[Exercise]: In the records, find each line where "true" occurs, and copy it.

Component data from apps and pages
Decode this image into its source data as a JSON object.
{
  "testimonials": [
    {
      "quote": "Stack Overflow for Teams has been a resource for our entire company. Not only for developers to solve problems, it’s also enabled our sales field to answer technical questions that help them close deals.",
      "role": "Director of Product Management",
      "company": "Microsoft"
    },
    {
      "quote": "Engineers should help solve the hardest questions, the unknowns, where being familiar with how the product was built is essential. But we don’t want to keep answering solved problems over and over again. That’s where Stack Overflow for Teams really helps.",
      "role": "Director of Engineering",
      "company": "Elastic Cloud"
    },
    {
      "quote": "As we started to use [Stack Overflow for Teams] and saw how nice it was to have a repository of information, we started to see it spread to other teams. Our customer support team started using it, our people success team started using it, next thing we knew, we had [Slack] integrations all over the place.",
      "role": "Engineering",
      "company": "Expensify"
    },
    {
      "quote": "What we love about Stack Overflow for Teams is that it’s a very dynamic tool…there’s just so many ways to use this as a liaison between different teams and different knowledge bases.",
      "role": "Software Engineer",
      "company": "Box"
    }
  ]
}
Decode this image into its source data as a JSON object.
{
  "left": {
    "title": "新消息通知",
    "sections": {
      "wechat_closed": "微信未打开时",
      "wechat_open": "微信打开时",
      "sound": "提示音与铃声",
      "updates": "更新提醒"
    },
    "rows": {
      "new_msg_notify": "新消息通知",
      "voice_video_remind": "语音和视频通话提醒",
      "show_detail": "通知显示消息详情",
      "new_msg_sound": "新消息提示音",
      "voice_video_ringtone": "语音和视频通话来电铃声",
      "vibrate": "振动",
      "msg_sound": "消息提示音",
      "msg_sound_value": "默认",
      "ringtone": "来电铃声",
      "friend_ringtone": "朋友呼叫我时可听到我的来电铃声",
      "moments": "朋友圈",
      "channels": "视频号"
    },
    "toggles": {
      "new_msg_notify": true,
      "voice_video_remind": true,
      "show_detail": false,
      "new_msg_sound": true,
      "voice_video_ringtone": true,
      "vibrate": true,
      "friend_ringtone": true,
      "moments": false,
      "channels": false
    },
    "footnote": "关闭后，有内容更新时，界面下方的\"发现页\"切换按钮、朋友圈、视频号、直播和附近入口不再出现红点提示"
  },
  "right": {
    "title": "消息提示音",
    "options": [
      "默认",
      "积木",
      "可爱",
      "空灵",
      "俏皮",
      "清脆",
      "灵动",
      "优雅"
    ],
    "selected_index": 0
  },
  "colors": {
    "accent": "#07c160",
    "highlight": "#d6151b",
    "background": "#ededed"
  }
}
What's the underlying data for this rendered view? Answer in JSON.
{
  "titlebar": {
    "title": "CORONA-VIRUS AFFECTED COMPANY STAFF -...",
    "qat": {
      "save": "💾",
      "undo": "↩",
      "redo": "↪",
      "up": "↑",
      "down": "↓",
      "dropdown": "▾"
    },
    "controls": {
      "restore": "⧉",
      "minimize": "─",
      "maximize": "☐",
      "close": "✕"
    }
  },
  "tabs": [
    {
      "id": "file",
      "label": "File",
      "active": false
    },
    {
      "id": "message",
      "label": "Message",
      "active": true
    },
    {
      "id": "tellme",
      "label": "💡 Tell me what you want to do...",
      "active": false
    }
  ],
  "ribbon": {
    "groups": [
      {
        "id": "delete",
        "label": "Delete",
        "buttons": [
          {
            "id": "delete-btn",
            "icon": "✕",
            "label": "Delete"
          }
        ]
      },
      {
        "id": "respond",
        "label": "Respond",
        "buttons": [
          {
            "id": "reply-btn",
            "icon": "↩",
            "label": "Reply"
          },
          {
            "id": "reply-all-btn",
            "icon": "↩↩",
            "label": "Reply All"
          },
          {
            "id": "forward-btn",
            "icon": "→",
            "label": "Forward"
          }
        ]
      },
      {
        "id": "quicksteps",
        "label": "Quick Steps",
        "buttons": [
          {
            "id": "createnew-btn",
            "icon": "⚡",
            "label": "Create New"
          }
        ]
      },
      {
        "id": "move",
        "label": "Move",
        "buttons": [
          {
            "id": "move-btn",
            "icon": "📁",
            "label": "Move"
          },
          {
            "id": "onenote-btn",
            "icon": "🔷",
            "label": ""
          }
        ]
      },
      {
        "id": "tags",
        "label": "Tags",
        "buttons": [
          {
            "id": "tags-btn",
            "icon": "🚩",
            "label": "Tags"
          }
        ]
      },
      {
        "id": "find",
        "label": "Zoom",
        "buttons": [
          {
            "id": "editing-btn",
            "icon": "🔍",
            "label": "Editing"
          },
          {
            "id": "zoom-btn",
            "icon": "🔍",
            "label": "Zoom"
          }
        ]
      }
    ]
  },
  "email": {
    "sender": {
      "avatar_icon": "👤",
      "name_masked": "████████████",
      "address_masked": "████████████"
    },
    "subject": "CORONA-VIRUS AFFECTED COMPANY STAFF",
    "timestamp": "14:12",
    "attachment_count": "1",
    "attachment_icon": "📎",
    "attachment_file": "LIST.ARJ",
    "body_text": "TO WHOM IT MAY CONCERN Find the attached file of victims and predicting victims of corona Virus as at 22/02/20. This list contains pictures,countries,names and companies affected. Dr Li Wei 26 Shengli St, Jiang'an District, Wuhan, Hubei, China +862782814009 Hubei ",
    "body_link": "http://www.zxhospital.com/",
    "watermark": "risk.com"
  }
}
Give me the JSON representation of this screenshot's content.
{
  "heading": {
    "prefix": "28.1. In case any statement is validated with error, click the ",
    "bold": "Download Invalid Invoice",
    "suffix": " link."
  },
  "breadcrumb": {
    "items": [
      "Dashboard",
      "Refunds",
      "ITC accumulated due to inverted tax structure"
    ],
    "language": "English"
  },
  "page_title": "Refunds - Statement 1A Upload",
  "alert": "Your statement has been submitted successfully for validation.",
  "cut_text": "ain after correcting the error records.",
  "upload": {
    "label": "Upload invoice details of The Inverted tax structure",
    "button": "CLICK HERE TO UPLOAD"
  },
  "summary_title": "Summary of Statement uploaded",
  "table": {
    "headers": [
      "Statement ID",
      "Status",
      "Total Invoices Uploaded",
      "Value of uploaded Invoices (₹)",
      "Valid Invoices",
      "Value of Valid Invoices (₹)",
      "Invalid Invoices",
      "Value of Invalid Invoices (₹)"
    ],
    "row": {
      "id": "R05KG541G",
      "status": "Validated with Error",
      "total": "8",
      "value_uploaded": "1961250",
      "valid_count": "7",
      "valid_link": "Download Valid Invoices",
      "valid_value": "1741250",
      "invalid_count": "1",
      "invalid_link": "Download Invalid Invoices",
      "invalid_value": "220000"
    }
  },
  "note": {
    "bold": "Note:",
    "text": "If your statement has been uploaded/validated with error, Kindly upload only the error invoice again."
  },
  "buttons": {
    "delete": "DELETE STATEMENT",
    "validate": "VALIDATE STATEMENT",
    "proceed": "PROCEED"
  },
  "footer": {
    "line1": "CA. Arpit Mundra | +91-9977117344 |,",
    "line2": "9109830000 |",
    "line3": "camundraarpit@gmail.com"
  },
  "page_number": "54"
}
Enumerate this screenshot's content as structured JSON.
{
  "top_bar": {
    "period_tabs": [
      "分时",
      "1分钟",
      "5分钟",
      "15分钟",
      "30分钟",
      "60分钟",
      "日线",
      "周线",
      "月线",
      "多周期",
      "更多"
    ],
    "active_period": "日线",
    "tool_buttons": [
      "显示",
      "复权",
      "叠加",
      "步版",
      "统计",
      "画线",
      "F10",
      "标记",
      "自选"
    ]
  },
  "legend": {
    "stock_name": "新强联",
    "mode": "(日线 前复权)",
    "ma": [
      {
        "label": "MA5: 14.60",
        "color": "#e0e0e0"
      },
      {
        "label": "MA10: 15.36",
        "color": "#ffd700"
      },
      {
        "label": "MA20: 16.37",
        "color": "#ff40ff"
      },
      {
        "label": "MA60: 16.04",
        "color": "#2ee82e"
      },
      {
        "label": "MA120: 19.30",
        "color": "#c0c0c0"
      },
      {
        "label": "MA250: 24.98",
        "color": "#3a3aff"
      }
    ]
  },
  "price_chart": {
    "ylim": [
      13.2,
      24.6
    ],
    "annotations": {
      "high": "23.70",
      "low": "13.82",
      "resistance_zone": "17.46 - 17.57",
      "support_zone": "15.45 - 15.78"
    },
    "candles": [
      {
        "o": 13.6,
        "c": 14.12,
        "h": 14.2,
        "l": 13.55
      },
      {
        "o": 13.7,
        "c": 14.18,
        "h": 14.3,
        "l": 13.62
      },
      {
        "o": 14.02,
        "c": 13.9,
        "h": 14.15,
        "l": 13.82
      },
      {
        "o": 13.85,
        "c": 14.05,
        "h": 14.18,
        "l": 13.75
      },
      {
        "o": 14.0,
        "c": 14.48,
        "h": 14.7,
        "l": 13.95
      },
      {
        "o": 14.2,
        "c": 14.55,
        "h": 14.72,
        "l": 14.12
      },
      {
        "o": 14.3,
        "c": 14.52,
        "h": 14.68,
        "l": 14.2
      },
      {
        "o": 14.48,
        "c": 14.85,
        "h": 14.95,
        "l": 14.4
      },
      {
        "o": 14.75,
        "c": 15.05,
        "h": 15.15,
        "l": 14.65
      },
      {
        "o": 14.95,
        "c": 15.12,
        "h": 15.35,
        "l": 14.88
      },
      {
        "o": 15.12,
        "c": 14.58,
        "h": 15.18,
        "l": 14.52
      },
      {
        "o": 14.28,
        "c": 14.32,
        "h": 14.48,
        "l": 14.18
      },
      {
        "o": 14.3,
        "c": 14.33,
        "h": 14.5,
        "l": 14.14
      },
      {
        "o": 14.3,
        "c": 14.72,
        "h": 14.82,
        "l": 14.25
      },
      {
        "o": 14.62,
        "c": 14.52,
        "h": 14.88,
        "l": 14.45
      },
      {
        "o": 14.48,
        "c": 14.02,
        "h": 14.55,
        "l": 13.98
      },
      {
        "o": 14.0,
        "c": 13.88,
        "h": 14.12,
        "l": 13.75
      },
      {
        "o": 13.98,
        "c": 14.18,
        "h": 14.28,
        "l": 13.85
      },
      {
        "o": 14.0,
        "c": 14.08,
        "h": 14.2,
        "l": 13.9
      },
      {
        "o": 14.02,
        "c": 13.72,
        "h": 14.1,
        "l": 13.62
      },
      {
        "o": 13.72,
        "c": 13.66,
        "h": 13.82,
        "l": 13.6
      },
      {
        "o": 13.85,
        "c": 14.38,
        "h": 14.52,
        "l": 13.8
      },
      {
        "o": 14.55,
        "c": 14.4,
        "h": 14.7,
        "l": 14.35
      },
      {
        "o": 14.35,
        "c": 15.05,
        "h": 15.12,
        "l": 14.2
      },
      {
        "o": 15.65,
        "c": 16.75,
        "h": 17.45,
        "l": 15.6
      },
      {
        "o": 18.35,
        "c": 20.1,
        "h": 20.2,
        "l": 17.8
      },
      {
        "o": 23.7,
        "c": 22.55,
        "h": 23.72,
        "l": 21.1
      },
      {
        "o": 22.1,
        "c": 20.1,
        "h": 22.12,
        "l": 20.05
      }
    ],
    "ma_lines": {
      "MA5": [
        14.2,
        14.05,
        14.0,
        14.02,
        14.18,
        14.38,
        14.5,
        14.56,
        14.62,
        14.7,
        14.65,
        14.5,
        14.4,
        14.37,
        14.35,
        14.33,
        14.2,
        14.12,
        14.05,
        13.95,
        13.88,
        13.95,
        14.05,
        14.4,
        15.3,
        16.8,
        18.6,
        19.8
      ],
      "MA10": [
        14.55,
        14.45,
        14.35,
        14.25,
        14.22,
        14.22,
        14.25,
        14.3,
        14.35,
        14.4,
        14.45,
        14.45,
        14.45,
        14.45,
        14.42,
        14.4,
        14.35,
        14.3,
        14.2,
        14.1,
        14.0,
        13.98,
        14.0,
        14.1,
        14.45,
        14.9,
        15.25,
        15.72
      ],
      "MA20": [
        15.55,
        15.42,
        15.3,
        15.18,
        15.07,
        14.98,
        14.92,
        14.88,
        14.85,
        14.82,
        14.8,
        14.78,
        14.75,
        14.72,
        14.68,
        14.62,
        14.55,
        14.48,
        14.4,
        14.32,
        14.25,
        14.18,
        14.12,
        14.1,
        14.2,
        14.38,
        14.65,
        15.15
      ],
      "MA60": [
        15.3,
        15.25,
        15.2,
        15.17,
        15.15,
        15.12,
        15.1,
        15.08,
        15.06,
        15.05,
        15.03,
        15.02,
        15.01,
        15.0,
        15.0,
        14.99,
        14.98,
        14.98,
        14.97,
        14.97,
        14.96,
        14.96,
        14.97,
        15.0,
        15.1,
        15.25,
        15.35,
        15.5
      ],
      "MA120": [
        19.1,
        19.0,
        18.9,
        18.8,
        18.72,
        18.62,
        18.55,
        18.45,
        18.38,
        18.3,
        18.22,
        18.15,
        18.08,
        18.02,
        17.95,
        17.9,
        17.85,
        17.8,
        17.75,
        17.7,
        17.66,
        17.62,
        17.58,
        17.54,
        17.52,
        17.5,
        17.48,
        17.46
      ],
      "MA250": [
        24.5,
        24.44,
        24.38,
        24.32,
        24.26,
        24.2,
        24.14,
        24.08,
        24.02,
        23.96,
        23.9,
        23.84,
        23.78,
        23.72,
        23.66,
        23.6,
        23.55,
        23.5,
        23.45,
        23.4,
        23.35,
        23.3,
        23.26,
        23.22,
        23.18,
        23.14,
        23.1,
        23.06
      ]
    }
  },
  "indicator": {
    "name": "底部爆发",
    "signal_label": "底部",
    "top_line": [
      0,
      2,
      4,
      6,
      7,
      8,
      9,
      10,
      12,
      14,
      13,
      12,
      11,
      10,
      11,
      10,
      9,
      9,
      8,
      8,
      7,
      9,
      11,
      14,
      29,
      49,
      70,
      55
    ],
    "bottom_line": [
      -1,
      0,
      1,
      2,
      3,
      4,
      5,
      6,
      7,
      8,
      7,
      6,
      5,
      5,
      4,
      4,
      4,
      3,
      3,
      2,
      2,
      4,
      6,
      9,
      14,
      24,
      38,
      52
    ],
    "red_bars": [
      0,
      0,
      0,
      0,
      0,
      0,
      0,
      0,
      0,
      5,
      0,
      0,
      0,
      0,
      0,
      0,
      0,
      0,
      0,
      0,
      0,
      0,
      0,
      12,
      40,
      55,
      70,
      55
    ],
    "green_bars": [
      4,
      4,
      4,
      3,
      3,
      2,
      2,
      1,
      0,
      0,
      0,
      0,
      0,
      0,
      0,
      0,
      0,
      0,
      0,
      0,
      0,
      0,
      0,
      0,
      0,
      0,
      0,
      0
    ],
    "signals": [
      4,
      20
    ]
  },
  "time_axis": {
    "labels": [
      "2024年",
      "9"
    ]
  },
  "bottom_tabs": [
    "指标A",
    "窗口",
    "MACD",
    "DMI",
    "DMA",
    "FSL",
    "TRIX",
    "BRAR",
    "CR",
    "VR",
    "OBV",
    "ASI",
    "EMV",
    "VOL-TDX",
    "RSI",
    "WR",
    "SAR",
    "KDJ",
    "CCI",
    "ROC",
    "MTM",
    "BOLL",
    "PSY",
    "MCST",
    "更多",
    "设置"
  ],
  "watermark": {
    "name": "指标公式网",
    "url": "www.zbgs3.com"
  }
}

[Answer to the problem]:
      "new_msg_notify": true,
      "voice_video_remind": true,
      "new_msg_sound": true,
      "voice_video_ringtone": true,
      "vibrate": true,
      "friend_ringtone": true,
      "active": true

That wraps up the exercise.